Our pump provided a feed of 0.625 litres per hour over the cause of the experiment to keep the volume constant over time. This shows that the pump is not only able to dose volumes very accurately but also can pump at a consistent rate over long periods of time.
We built a peristaltic pump as generally applicable liquid handling solution for any project which requires transportation of liquids. Our pump is capable of precise dosing and pumping, providing a wide range of dosing volumes and flow rates to maximize possible applications. Through 125 dosing experiments we were able to demonstrate and quantify the accuracy of our pump. For a tubing with 0,8 mm inner diameter and any flowrate or dosing volume within the specifications we could show an accuracy better than 2% deviation from the set value. Given the results of the measurements, the accuracy can be improved even further if the speed of the calibration is adjusted to the required flow rate.
The pump can be controlled without programming knowledge via the built-in LCD display and a rotary knob. In addition, the pump can be remotely controlled via USB by serial commands. This simple way of communication is compatible with common software and programming languages (MATLAB, LabVIEW, Java, Python, C#, etc.).
The pump is simple and inexpensive to manufacture, with all the parts totaling less than $100 compared to $1300 for the cheapest comparable commercial solution we could find. Besides a 3D printer, only common tools are needed. Our project is open source in terms of hardware and software. We provide the CAD files for the 3D printed parts, a complete list of all required commercial components and their sources, and the source code used in our pump.
Having designed and tested the peristaltic pump as first open source TechBrick, there is already some major interest in our solution. A research team at the Institute of Applied Microbiology from RWTH Aachen University plans to use our pump in a setup of 4 bioreactors with 3 pumps per reactor. After testing our pumps and building a first prototype, the decision was made to equip the setup with 12 pumps of our type. The pumps will be only operated remotely via computer, so that only the pump head including the electrical system and the software is used. For the larger setup, single housings for each pump and the LCD user interface are not necessary and therefore omitted. In addition, the pump head will be slightly changed to fit in the bioreactor setup. This is a first confirmation that our concept of open source TechBricks is working. We created a universally applicable solution with full open source documentation, enabling other researchers to tailor our TechBrick to their needs.
We want to make our pump easily available, so that it can support many teams in long term. Therefore, we came up with the following concept. We bought the required parts for three more pumps and we will teach our next year's iGEM team, how to assemble them.
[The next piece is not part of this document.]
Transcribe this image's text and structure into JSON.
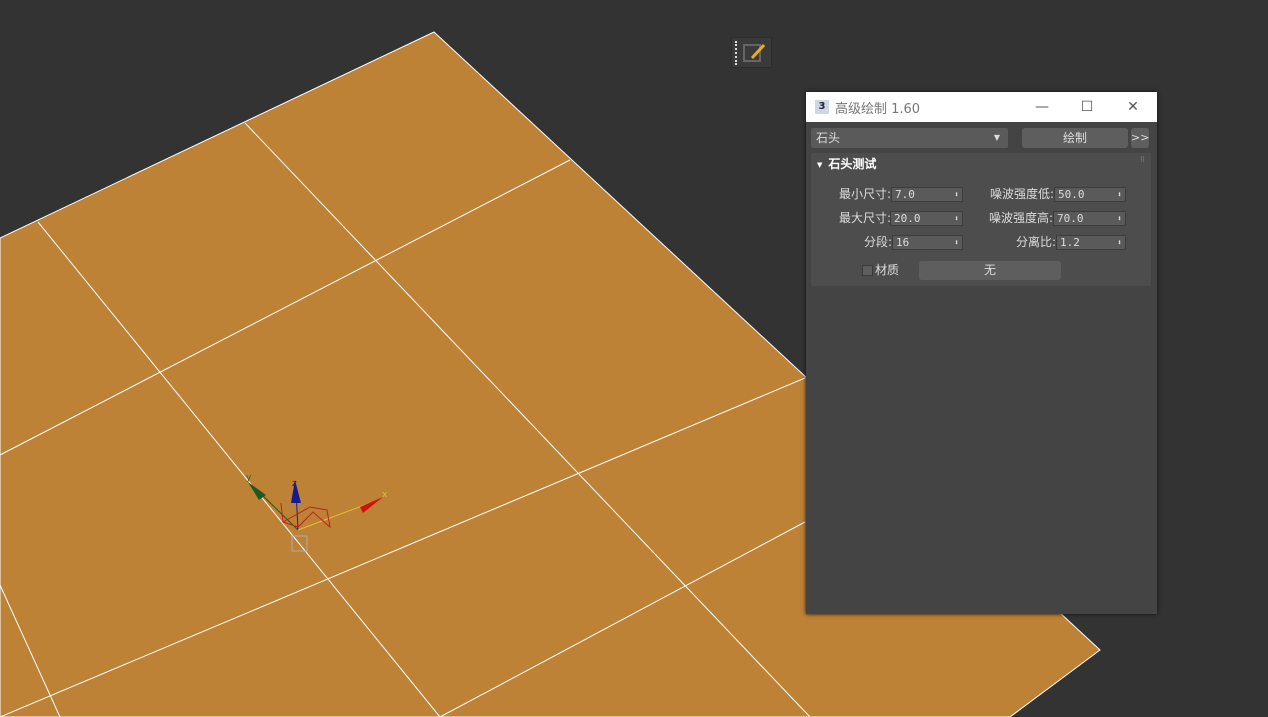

As soon as the pumps are working, they will be provided to interested iGEM teams on condition of building their own pump based on our model. In the next year, they can keep their pump, while passing our pump to the next team on the same condition. In this way, more and more pumps will build, supporting iGEM projects around the world and spreading the idea of TechBricks. Furthermore, the teams receiving our pump can immediately start their work and use it as a template for building their own.
If you are interested in getting one of our pumps, please send us an e-mail with a brief description of your project and how you would like to use the pump in it. Also mention which 3D printer is available to you and if you can order all components in your country. Maybe we can help you to order the missing components and send them together with our pump. We will have to pick the three most promising projects, if more than three teams are interested, however we will support anybody who is willing to reproduce our pump. If you have built our pump, please share your experiences and improvements on Thingiverse, GitHub or Instructables.
We expect that by the middle of 2018 there will be 18 functional pumps of our type (3 built by us, 3 built by next year's team and 12 at the Institute of Applied Microbiology from RWTH Aachen University) and we hope for many more!